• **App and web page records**
○ ○ ○ ○ ○
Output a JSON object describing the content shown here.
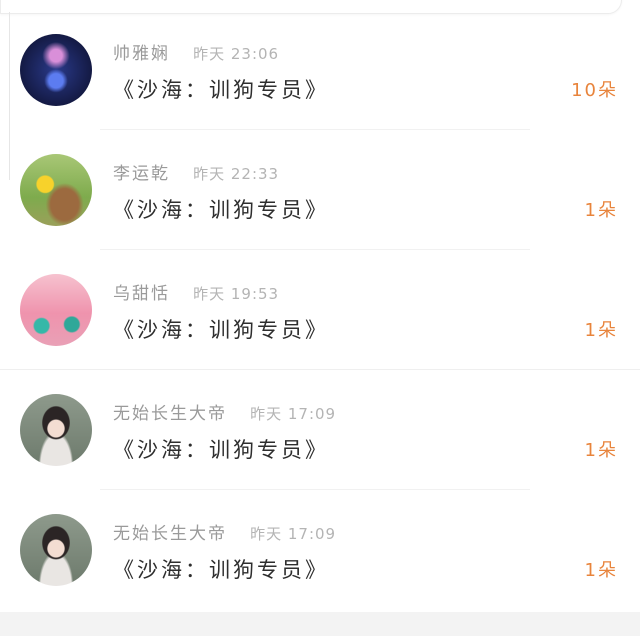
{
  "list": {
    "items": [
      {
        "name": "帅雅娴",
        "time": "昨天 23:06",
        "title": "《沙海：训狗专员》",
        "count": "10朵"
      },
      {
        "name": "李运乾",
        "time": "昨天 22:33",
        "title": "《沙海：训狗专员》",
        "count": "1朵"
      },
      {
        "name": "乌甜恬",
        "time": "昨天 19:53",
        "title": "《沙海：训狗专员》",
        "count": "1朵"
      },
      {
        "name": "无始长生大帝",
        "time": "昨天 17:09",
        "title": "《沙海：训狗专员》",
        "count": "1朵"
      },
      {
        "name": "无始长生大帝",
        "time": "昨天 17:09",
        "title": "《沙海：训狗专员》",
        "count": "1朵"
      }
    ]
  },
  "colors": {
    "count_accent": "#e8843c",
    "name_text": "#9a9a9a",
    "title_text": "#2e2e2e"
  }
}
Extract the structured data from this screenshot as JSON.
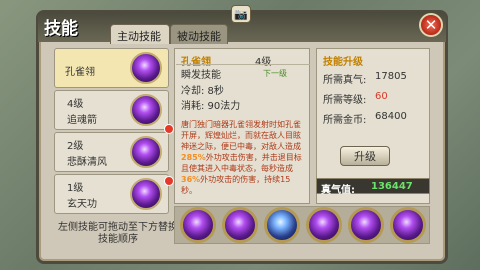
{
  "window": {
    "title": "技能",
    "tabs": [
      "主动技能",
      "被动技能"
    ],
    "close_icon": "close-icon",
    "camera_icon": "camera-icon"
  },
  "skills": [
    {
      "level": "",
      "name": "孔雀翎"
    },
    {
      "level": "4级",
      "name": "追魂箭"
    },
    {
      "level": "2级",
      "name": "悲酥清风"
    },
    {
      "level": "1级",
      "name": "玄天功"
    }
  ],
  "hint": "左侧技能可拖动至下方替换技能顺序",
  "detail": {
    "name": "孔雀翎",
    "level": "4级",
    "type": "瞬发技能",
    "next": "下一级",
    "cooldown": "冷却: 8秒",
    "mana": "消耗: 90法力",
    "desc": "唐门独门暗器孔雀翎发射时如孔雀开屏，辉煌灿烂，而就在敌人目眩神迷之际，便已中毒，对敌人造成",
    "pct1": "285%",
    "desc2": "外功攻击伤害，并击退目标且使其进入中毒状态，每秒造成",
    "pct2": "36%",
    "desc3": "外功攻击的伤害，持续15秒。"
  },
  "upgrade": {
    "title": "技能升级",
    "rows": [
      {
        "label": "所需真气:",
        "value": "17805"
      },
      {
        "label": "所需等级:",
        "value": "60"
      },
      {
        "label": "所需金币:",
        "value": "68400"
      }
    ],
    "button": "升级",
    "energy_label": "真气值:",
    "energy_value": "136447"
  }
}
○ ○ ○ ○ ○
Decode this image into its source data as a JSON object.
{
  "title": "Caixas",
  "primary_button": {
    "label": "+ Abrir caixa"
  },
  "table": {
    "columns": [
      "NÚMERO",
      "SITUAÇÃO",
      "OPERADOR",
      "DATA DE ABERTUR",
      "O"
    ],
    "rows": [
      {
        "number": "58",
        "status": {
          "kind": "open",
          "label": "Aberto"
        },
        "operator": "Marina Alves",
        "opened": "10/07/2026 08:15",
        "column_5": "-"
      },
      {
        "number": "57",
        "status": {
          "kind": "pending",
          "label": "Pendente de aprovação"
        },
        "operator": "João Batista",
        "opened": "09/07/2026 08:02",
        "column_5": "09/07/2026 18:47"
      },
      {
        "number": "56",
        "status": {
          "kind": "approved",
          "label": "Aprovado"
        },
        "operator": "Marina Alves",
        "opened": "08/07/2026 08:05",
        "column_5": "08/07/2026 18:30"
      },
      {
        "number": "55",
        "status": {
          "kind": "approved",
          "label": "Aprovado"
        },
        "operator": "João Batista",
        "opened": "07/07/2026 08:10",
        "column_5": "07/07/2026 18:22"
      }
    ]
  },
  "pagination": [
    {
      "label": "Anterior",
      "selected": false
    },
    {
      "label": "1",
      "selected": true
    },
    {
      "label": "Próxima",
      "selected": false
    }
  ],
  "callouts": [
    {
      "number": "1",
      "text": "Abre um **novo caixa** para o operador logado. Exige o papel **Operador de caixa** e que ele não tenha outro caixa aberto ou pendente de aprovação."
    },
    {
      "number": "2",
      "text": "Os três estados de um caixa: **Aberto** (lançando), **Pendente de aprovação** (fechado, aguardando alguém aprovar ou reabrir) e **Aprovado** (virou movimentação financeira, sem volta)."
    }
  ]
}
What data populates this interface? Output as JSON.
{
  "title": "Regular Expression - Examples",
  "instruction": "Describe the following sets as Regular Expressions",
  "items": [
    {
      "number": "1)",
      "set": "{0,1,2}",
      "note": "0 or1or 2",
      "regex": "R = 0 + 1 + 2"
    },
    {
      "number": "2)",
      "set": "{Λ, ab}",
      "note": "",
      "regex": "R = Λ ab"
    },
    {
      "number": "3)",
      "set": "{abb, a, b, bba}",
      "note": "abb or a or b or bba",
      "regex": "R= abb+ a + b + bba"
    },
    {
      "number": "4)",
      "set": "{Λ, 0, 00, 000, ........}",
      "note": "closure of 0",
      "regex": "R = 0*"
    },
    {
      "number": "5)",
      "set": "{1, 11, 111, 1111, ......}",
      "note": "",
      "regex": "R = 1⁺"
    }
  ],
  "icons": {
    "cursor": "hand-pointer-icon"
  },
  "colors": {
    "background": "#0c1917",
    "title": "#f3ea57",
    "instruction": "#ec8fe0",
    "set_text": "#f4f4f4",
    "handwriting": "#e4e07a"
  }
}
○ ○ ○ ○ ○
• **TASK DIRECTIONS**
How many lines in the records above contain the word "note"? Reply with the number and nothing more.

• **WRITTEN RESPONSE**
5